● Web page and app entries
════

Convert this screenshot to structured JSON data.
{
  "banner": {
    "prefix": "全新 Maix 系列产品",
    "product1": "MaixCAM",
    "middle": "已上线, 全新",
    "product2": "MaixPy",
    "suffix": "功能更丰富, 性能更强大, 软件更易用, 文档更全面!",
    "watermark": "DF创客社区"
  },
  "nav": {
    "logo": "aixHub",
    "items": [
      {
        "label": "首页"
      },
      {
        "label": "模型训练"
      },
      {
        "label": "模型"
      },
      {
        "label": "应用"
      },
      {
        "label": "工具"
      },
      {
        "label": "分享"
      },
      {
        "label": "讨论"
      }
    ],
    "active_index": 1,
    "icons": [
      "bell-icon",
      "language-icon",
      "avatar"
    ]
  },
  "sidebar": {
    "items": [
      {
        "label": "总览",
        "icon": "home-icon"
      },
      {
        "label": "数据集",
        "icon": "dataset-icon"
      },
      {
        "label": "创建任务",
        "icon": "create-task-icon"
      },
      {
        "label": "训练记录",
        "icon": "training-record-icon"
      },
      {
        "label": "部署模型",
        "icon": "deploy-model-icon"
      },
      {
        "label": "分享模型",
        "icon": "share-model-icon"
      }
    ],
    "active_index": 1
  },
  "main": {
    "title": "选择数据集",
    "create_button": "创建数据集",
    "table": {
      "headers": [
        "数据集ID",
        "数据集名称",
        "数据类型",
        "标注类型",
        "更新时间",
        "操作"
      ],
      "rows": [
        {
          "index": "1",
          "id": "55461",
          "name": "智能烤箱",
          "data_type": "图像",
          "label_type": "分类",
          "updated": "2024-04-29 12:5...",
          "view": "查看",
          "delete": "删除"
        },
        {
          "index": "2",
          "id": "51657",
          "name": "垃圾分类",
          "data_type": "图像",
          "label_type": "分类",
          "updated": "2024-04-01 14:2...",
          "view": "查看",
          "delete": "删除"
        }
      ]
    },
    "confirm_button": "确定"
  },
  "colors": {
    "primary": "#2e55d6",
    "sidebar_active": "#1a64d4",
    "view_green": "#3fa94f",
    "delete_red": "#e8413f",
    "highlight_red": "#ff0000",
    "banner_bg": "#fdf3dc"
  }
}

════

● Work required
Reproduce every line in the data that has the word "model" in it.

● Task response
        "icon": "deploy-model-icon"
        "icon": "share-model-icon"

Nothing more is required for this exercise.